That's all well and good (unless you're a PR rep with Adidas as a client, in which case, shit), were it not for the execution. Director Olivier Megaton—whose name alone implies he should know better—shoots the action in a way that's so frantic and confusingly edited that it makes his previous work in the third Transporter look like classical ballet. The film's so full of hyperactive jump cuts and herky-jerky camera work it's impossible to tell who even won a fight until the next scene, when Neeson invariably walks away from a sea of lifeless track suits and makes an intense cell phone call.
The Takening is an extremely stupid piece of shit. Typically, with this kind of movie, that should be an overwhelmingly positive assessment. When we go to a movie theater to watch a sexagenarian hammer-punching an endless sea of faceless henchmen in their necks, we expect certain things—brainlessness, one-liners and explosions chief among them. But Megaton—whose name is ridiculously fun to type, and who should really be making more movies with explosions as central characters—sucks all the joy out of the affair in a way that makes Pierre Morel's joylessly crude original seem like a whiz-bang actioner of the Commando variety. Neeson punches just fine, but the presentation here is almost unwatchable.

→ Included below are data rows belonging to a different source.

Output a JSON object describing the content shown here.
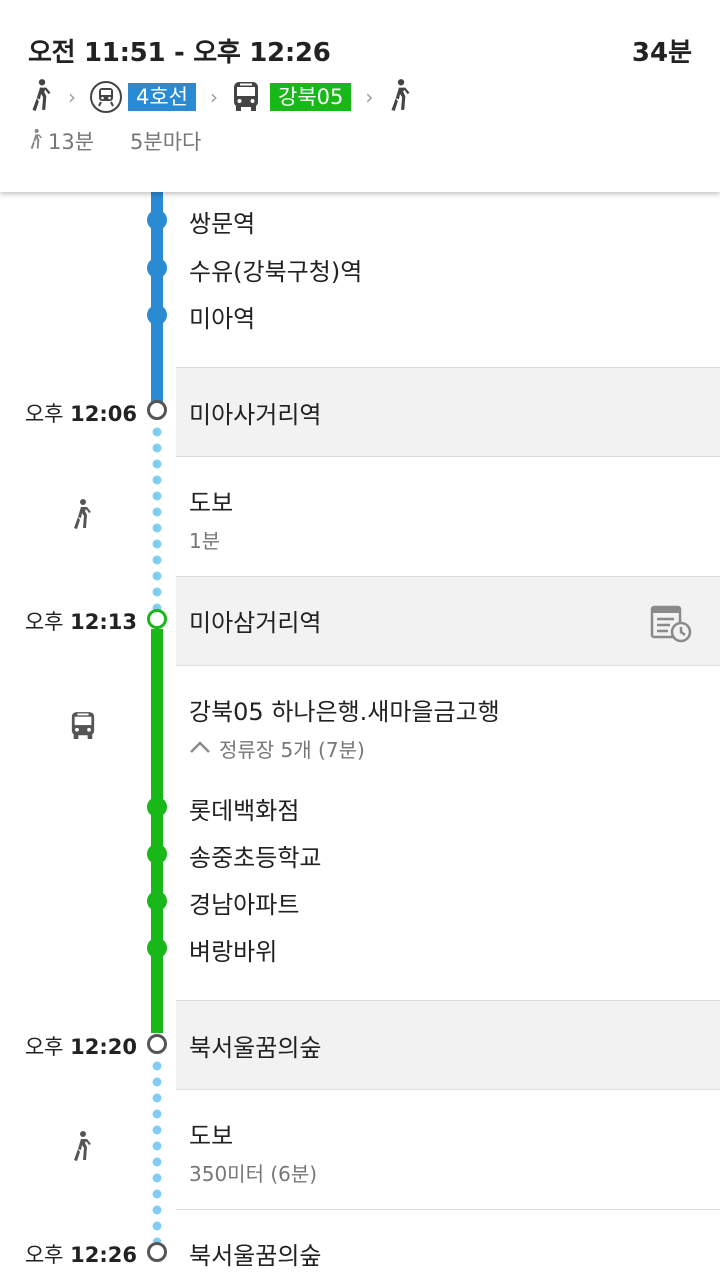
{
  "header": {
    "time_range": "오전 11:51 - 오후 12:26",
    "duration": "34분",
    "subway_line": "4호선",
    "bus_line": "강북05",
    "walk_total": "13분",
    "frequency": "5분마다",
    "colors": {
      "subway": "#2a8bd4",
      "bus": "#19b819"
    }
  },
  "subway_stops": [
    "쌍문역",
    "수유(강북구청)역",
    "미아역"
  ],
  "transfer1": {
    "time_prefix": "오후",
    "time": "12:06",
    "name": "미아사거리역"
  },
  "walk1": {
    "title": "도보",
    "detail": "1분"
  },
  "board": {
    "time_prefix": "오후",
    "time": "12:13",
    "name": "미아삼거리역",
    "schedule_icon": "schedule-clock-icon"
  },
  "bus_segment": {
    "title": "강북05 하나은행.새마을금고행",
    "stops_summary": "정류장 5개 (7분)"
  },
  "bus_stops": [
    "롯데백화점",
    "송중초등학교",
    "경남아파트",
    "벼랑바위"
  ],
  "alight": {
    "time_prefix": "오후",
    "time": "12:20",
    "name": "북서울꿈의숲"
  },
  "walk2": {
    "title": "도보",
    "detail": "350미터 (6분)"
  },
  "destination": {
    "time_prefix": "오후",
    "time": "12:26",
    "name": "북서울꿈의숲"
  }
}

Let's hope that when the inevitable Taken It To The Streets hits theaters, we'll finally get the kind of tongue-in-cheek mix of hilarity, explosions, and bloodied track suits this series deserves, rather than some bullshit that thinks it's making a bigger statement than the word "pow." AP KRYZA.